## [Exercise description]
What is needed is an exact copy of all the records below.

## [Records from a data collection]
%%

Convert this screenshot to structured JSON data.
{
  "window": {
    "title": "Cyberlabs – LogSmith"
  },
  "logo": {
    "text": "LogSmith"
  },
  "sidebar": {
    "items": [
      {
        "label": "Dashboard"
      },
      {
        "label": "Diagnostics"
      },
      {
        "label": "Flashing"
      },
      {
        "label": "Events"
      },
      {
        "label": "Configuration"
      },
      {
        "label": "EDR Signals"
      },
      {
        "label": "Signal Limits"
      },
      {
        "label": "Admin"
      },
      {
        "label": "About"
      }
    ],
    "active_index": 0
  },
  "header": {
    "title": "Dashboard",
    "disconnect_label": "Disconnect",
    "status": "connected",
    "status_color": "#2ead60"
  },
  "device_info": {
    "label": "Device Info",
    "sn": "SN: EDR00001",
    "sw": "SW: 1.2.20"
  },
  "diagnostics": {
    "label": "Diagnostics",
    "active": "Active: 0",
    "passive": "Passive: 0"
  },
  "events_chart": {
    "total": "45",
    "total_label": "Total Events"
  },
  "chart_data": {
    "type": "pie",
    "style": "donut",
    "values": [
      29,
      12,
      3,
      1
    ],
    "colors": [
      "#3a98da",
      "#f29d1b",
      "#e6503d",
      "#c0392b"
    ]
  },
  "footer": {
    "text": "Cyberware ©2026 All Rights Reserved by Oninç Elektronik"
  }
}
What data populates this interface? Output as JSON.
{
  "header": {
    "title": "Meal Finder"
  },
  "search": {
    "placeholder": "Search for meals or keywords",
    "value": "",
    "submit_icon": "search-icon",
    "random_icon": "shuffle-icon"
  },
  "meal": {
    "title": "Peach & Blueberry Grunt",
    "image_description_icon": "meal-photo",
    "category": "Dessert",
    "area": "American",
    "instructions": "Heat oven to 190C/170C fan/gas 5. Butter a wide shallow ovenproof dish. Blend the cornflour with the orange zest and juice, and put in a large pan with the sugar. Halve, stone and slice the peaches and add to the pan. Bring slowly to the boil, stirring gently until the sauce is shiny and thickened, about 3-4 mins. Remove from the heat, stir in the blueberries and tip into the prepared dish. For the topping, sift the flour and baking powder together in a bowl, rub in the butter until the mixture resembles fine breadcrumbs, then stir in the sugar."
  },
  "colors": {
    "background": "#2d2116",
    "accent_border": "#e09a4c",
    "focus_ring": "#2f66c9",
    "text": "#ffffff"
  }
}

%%

## [Final answer]
Convert this screenshot to structured JSON data.
{
  "window": {
    "title": "Cyberlabs – LogSmith"
  },
  "logo": {
    "text": "LogSmith"
  },
  "sidebar": {
    "items": [
      {
        "label": "Dashboard"
      },
      {
        "label": "Diagnostics"
      },
      {
        "label": "Flashing"
      },
      {
        "label": "Events"
      },
      {
        "label": "Configuration"
      },
      {
        "label": "EDR Signals"
      },
      {
        "label": "Signal Limits"
      },
      {
        "label": "Admin"
      },
      {
        "label": "About"
      }
    ],
    "active_index": 0
  },
  "header": {
    "title": "Dashboard",
    "disconnect_label": "Disconnect",
    "status": "connected",
    "status_color": "#2ead60"
  },
  "device_info": {
    "label": "Device Info",
    "sn": "SN: EDR00001",
    "sw": "SW: 1.2.20"
  },
  "diagnostics": {
    "label": "Diagnostics",
    "active": "Active: 0",
    "passive": "Passive: 0"
  },
  "events_chart": {
    "total": "45",
    "total_label": "Total Events"
  },
  "chart_data": {
    "type": "pie",
    "style": "donut",
    "values": [
      29,
      12,
      3,
      1
    ],
    "colors": [
      "#3a98da",
      "#f29d1b",
      "#e6503d",
      "#c0392b"
    ]
  },
  "footer": {
    "text": "Cyberware ©2026 All Rights Reserved by Oninç Elektronik"
  }
}
What data populates this interface? Output as JSON.
{
  "header": {
    "title": "Meal Finder"
  },
  "search": {
    "placeholder": "Search for meals or keywords",
    "value": "",
    "submit_icon": "search-icon",
    "random_icon": "shuffle-icon"
  },
  "meal": {
    "title": "Peach & Blueberry Grunt",
    "image_description_icon": "meal-photo",
    "category": "Dessert",
    "area": "American",
    "instructions": "Heat oven to 190C/170C fan/gas 5. Butter a wide shallow ovenproof dish. Blend the cornflour with the orange zest and juice, and put in a large pan with the sugar. Halve, stone and slice the peaches and add to the pan. Bring slowly to the boil, stirring gently until the sauce is shiny and thickened, about 3-4 mins. Remove from the heat, stir in the blueberries and tip into the prepared dish. For the topping, sift the flour and baking powder together in a bowl, rub in the butter until the mixture resembles fine breadcrumbs, then stir in the sugar."
  },
  "colors": {
    "background": "#2d2116",
    "accent_border": "#e09a4c",
    "focus_ring": "#2f66c9",
    "text": "#ffffff"
  }
}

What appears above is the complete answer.